What happens to during osmosis? H2O from tissue to blood vessels and lymphatic vessels
Edema def. The accumulation of fluid in interstitial space
Mechanisms of edema formation Heart failure, severe burn, kidney disease, blocked lymphatic drainage
Mech for edema formation: heart failure Pulmonary edema, pedal edema
Edema formation: severe burn Excessive fluid build up in interstitial space
Edema formation: kidney disease Excess execretion of albumin in the urine (albuminuria) results in the build up of fluis in the tissue space
What causes vasodilation of vessels of skin? Temperature elevation
When body temp. increases more blood flows to skin thereby releasing: Heat and lowering body temp
What causes vasoconstriction of vessels of skin? Temp. decrease
When body temp. decreases less blood flows to skin thereby: Diverting warm blood to core of body
What happens as walls of arties thicken with age? Decreased blood flow and increased blood pressure
With age, as valves become less effective they become susceptible to: Varicosities
As you age, roughening of the endothelial lining of vessels: Increased blood clot formation
With age baroreceptors become less effective. This can result in: Dizziness and falls

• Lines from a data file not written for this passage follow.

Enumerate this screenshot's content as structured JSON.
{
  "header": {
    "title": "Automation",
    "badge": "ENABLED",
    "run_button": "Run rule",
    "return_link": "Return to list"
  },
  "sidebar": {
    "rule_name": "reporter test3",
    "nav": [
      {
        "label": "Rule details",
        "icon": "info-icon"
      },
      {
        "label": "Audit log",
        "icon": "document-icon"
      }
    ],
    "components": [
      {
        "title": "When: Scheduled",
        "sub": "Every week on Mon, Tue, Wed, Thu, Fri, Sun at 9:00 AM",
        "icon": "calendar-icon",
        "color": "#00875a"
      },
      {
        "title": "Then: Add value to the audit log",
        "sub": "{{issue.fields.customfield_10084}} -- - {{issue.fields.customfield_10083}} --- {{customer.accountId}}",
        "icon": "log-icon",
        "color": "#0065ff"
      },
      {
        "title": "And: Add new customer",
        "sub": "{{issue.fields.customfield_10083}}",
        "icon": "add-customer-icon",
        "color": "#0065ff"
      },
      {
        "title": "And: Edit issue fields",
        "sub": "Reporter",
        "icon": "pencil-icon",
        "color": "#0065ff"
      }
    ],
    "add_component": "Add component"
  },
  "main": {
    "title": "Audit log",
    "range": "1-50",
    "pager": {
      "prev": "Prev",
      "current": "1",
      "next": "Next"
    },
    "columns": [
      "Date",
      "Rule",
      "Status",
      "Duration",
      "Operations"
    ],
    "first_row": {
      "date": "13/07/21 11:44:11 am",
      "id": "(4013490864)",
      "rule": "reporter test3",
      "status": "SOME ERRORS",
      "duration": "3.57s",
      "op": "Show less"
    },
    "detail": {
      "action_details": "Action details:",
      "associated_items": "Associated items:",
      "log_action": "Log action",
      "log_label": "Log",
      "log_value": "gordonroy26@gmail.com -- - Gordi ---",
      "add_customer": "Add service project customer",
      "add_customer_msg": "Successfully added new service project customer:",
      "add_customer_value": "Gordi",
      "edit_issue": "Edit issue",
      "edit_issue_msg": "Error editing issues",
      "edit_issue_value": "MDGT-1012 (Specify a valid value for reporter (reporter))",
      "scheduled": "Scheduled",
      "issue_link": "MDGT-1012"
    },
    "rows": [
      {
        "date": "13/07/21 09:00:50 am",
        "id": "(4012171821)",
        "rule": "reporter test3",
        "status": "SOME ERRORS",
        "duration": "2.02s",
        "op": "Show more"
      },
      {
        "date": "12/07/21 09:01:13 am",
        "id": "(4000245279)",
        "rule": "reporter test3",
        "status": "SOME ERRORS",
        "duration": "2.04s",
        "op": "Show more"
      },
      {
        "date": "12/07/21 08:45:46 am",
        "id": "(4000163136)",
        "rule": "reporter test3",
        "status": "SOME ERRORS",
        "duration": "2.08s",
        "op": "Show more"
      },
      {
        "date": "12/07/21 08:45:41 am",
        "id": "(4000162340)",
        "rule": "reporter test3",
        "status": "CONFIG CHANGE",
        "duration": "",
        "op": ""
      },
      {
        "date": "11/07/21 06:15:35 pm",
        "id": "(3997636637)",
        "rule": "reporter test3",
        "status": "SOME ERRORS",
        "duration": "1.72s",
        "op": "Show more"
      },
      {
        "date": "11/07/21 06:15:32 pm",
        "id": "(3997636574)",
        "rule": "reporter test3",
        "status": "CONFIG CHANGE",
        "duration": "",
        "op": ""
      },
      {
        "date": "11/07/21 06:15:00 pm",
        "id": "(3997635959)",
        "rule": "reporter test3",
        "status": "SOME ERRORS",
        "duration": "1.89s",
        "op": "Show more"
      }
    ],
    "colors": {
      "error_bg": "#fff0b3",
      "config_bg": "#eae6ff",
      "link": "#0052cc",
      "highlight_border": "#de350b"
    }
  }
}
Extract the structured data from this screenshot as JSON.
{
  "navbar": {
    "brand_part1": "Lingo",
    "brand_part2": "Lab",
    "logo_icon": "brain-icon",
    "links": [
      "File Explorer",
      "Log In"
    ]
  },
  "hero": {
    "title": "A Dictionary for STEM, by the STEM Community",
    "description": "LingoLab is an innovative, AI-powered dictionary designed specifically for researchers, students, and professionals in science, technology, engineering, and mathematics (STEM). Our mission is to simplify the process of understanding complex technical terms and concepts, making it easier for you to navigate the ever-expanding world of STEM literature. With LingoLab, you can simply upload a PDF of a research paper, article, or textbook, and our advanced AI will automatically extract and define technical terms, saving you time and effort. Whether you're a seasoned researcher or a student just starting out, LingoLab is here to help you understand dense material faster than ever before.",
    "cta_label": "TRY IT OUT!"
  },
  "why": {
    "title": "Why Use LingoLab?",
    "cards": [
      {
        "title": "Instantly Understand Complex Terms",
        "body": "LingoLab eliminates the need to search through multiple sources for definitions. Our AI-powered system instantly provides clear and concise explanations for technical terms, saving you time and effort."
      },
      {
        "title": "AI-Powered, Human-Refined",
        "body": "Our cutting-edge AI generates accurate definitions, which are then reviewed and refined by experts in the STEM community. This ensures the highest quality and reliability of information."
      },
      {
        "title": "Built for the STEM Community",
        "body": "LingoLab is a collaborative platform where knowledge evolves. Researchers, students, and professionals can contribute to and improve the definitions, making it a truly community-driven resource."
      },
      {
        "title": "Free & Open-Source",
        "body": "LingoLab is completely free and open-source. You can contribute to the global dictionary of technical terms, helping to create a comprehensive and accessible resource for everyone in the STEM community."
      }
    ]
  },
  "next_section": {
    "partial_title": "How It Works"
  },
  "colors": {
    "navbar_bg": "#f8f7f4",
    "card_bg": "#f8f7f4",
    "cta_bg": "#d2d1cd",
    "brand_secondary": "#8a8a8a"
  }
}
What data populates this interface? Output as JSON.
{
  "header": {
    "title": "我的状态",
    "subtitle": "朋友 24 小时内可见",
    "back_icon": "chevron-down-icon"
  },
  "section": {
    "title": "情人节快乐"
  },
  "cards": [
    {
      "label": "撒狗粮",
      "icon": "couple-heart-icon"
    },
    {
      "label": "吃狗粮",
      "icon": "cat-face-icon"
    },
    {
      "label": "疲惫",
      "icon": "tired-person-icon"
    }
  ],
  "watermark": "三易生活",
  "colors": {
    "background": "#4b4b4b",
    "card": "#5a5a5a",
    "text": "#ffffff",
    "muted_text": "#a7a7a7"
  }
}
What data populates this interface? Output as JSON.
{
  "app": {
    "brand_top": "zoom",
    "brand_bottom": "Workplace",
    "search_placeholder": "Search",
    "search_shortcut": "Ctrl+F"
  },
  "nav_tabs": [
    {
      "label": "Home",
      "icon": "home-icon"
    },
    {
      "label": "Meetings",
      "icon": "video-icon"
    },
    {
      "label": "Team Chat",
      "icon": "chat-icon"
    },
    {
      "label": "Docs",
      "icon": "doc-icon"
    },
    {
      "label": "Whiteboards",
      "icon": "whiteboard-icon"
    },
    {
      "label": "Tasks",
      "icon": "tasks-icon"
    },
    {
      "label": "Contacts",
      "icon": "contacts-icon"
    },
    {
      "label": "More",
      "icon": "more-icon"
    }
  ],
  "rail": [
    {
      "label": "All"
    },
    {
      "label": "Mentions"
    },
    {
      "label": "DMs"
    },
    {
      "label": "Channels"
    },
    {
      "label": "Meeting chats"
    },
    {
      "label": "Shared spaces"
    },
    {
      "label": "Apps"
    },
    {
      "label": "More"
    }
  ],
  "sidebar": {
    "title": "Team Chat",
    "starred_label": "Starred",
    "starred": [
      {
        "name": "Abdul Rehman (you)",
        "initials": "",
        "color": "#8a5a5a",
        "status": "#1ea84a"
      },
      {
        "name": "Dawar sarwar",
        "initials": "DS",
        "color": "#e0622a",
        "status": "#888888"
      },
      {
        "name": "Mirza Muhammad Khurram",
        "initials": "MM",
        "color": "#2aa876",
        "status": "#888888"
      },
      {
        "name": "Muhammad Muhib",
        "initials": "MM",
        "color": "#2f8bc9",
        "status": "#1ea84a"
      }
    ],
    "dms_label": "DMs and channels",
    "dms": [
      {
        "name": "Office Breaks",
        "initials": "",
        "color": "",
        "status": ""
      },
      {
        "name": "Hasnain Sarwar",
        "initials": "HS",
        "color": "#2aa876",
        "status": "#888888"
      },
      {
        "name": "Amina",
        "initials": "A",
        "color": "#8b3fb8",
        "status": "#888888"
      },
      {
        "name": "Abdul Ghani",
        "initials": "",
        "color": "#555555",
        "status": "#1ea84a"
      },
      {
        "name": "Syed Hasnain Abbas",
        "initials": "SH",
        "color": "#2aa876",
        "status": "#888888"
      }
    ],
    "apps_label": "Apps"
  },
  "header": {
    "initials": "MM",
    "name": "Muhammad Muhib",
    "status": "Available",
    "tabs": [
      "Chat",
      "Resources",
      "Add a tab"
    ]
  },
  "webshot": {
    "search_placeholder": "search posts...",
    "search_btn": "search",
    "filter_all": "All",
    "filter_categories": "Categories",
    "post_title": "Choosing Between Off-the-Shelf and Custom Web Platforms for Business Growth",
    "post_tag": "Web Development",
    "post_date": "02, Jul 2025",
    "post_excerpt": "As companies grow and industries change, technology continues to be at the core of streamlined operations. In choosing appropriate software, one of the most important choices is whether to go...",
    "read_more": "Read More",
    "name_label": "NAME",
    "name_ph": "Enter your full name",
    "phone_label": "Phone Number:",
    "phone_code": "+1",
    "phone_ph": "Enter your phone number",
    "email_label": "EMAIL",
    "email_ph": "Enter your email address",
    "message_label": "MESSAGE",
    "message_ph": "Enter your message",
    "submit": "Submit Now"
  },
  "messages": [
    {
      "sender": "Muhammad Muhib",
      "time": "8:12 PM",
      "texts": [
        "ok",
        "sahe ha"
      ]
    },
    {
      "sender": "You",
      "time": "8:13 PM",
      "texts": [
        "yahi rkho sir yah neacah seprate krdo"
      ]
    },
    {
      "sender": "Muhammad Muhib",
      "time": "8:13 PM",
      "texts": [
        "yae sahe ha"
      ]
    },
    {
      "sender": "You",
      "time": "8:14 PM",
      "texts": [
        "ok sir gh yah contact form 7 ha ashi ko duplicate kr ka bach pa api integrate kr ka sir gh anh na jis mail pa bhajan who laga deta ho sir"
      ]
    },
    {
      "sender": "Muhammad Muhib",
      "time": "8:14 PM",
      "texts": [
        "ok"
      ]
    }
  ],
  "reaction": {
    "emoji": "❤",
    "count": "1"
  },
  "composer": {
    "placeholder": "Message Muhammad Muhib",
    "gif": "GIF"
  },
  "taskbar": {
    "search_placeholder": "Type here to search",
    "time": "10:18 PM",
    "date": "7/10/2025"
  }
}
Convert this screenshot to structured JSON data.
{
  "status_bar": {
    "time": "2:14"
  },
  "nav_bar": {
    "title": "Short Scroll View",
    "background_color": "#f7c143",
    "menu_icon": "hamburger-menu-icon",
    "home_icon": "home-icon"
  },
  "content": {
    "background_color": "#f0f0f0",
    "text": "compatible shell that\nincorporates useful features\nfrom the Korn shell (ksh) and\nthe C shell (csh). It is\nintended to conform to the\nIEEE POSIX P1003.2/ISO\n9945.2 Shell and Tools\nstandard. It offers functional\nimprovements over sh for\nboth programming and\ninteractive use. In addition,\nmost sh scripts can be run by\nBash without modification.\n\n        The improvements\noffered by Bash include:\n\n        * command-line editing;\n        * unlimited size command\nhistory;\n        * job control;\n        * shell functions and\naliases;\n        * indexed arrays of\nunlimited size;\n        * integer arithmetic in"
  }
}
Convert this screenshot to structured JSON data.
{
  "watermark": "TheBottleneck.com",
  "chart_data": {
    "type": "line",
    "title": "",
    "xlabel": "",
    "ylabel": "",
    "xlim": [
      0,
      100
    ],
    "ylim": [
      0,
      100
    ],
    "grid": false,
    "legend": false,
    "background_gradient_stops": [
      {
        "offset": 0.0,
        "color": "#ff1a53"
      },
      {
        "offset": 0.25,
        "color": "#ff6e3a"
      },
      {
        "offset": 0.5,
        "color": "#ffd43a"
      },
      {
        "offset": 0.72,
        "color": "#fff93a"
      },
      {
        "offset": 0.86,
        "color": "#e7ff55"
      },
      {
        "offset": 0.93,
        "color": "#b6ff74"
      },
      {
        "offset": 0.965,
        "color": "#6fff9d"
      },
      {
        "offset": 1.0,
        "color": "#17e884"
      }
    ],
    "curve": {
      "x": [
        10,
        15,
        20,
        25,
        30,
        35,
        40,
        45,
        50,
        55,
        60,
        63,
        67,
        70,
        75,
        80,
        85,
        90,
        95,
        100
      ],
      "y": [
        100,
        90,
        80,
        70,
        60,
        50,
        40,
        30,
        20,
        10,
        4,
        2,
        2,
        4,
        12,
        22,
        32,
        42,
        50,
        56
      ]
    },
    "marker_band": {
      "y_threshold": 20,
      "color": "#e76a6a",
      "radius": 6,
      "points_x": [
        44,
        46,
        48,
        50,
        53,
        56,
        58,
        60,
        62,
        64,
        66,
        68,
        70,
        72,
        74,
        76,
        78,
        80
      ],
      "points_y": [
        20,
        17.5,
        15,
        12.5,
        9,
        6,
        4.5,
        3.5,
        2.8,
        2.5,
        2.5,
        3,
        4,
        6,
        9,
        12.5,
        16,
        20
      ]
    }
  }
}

With age, increased capillary membrane permeability, there's increased: Edema formation
Created by: CBaney